Autonomous agents are being increasingly used in a wide range of industrial and commercial domains. These agents have a high degree of self determination -- they decide for themselves what, when and under what conditions their actions should be performed. In most cases, such agents need to interact with other autonomous agents to achieve their objectives (either because they do not have sufficient capabilities or resources to complete their problem solving alone or because there are interdependencies between the agents). The objectives of these interactions are to make other agents undertake a particular course of action (e.g. perform a particular service), modify a planned course of action (e.g. delay or bring forward a particular action so that there is no longer a conflict), or come to an agreement on a common course of action. Since the agents have no direct control over one another, they must persuade their acquaintances to act in particular ways (they cannot simply instruct them). The paradigm case of persuasion is negotiation : a process by which agents come to a mutually acceptable decision on some matter
Given its ubiquity and importance in many different contexts, negotiation theory covers a broad range of phenomena and encompasses multifarious approaches (e.g. from AI, Social Psychology and Game Theory). Despite this variety, however, automated negotiation research can be considered to deal with three broad topics:
- Negotiation Protocols: the set of rules that govern the interaction. This covers the permissible types of participants (e.g. the negotiators and any relevant third parties), the negotiation states (e.g. accepting bids, negotiation closed), the events that cause negotiation states to change (e.g. no more bidders, bid accepted) and the valid actions of the participants in particular states (e.g. which messages can be sent by whom, to whom, at what stage).
- Negotiation Objects: the range of issues over which agreement must be reached.
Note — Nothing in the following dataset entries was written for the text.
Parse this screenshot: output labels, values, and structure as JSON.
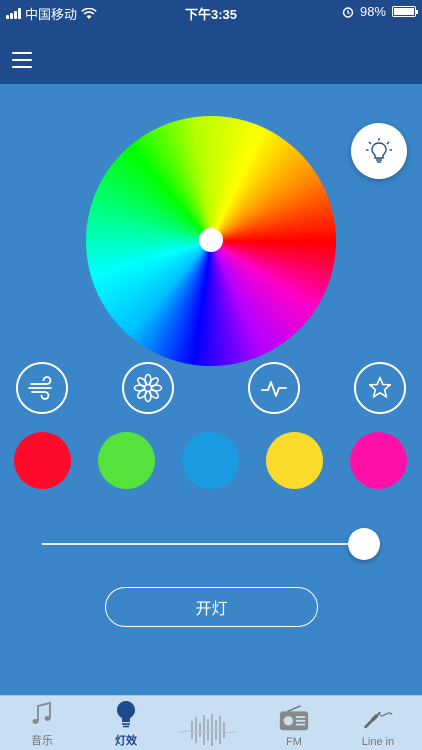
{
  "status": {
    "carrier": "中国移动",
    "time": "下午3:35",
    "battery": "98%",
    "battery_level": 0.98
  },
  "controls": {
    "brightness": 1.0,
    "power_label": "开灯"
  },
  "modes": [
    {
      "icon": "wind-icon"
    },
    {
      "icon": "flower-icon"
    },
    {
      "icon": "pulse-icon"
    },
    {
      "icon": "star-icon"
    }
  ],
  "swatches": [
    "#ff0a2b",
    "#55e33b",
    "#1a9ae0",
    "#fada2a",
    "#ff10a8"
  ],
  "tabs": [
    {
      "label": "音乐",
      "icon": "music-note-icon",
      "active": false
    },
    {
      "label": "灯效",
      "icon": "bulb-icon",
      "active": true
    },
    {
      "label": "",
      "icon": "waveform-icon",
      "active": false
    },
    {
      "label": "FM",
      "icon": "radio-icon",
      "active": false
    },
    {
      "label": "Line in",
      "icon": "audio-jack-icon",
      "active": false
    }
  ],
  "colors": {
    "nav": "#1f4a8c",
    "background": "#3a86c8",
    "tab_bar": "#c8def2",
    "active_tab": "#1f4a8c"
  }
}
At one extreme, the object may contain a single issue (such as price), while on the other hand it may cover hundreds of issues (related to price, quality, timings, penalties, terms and conditions, etc.). Orthogonal to the agreement structure, and determined by the negotiation protocol, is the issue of the types of operation that can be performed on it. In the simplest case, the structure and the contents of the agreement are fixed and participants can either accept or reject it (i.e. a take it or leave it offer). At the next level, participants have the flexibility to change the values of the issues in the negotiation object (i.e. they can make counter-proposals to ensure the agreement better fits their negotiation objectives). Finally, participants might be allowed to dynamically extend the structure of the negotiation object (e.g. a car salesman may offer one year's free insurance in order to clinch the deal).
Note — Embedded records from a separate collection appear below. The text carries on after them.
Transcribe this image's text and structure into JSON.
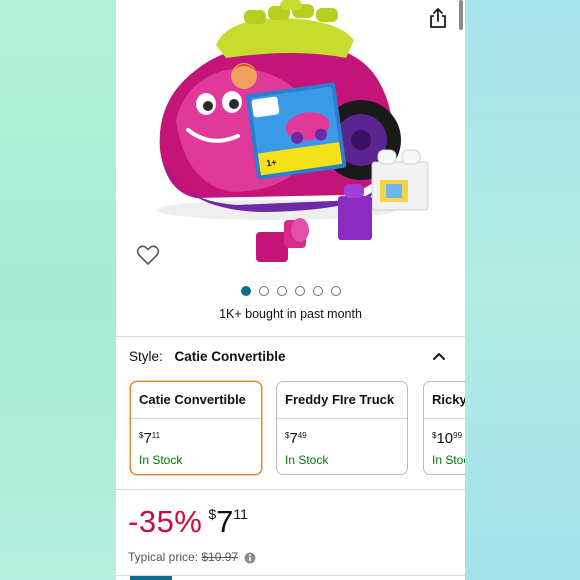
{
  "product": {
    "image_alt": "Mega Bloks Catie Convertible toy car",
    "carousel": {
      "total": 6,
      "active_index": 0
    },
    "bought_text": "1K+ bought in past month"
  },
  "style": {
    "label": "Style:",
    "selected": "Catie Convertible",
    "variants": [
      {
        "name": "Catie Convertible",
        "currency": "$",
        "whole": "7",
        "fraction": "11",
        "stock": "In Stock",
        "selected": true
      },
      {
        "name": "Freddy FIre Truck",
        "currency": "$",
        "whole": "7",
        "fraction": "49",
        "stock": "In Stock",
        "selected": false
      },
      {
        "name": "Ricky",
        "currency": "$",
        "whole": "10",
        "fraction": "99",
        "stock": "In Stock",
        "selected": false
      }
    ]
  },
  "price": {
    "discount": "-35%",
    "currency": "$",
    "whole": "7",
    "fraction": "11",
    "typical_label": "Typical price:",
    "typical_value": "$10.97"
  },
  "colors": {
    "deal_red": "#cc0c39",
    "in_stock_green": "#007600",
    "selected_border": "#e3893a",
    "carousel_active": "#0f6c8f"
  },
  "icons": [
    "share-icon",
    "heart-icon",
    "chevron-up-icon",
    "info-icon"
  ]
}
- Agents' Decision Making Models: the decision making apparatus the participants employ to act in line with the negotiation protocol in order to achieve their objectives. The sophistication of the model, as well as the range of decisions that have to be made, are influenced by the protocol in place, by the nature of the negotiation object, and by the range of operations that can be performed on it.
The relative importance of these three topics varies according to the negotiation and environmental context. Thus, in some circumstances the negotiation protocol is the dominant concern. For example, the system designer may determine that the negotiation is best organised using a particular form of auction (e.g. English, Dutch, Vickrey, First-Price Sealed Bid). This mechanism design choice constrains the types of operations that can be performed on the negotiation object (no counter-proposals or issue extensions) and prescribes the behaviour of the agents' decision making models (e.g. strategic behaviour is pointless and agents should simply bid up to their true reservation value). In other cases, however, the agent's decision making model is the dominant concern. Here, the protocol does not prescribe an agent's behaviour and there is scope for strategic reasoning to determine the best course of action. In such cases, the relative success of two agents is determined by the effectiveness of their reasoning model-the better the model, the greater the agent's reward.